#### MATERIAL PROVIDED:
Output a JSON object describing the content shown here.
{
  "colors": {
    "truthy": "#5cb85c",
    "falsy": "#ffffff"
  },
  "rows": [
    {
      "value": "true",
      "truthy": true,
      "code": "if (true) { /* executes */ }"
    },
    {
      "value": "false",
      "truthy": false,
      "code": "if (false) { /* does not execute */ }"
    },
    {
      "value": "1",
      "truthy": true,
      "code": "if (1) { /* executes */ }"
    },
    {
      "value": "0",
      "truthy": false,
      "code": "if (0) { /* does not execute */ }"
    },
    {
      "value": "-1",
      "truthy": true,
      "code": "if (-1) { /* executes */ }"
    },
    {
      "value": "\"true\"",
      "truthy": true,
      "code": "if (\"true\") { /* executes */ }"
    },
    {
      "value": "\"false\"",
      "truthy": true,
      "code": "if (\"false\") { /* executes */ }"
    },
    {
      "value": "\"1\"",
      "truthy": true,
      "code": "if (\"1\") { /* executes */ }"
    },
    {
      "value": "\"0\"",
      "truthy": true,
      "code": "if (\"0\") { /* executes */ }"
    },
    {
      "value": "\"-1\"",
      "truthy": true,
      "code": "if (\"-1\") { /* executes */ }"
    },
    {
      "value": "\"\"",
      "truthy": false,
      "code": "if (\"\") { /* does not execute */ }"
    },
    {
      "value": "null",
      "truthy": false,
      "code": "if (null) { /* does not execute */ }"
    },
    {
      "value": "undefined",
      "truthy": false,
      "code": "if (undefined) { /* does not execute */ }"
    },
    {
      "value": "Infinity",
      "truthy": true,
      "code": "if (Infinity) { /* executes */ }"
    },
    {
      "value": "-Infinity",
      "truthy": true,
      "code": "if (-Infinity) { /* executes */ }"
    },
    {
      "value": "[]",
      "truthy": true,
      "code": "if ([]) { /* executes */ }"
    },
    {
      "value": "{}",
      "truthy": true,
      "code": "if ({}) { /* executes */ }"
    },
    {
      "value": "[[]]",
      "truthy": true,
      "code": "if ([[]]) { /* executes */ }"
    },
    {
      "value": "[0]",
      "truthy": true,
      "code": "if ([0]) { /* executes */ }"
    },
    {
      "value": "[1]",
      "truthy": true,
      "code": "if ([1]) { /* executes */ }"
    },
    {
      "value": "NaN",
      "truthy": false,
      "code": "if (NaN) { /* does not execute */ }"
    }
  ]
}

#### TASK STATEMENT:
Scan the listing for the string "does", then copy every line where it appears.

#### OUTPUT:
      "code": "if (false) { /* does not execute */ }"
      "code": "if (0) { /* does not execute */ }"
      "code": "if (\"\") { /* does not execute */ }"
      "code": "if (null) { /* does not execute */ }"
      "code": "if (undefined) { /* does not execute */ }"
      "code": "if (NaN) { /* does not execute */ }"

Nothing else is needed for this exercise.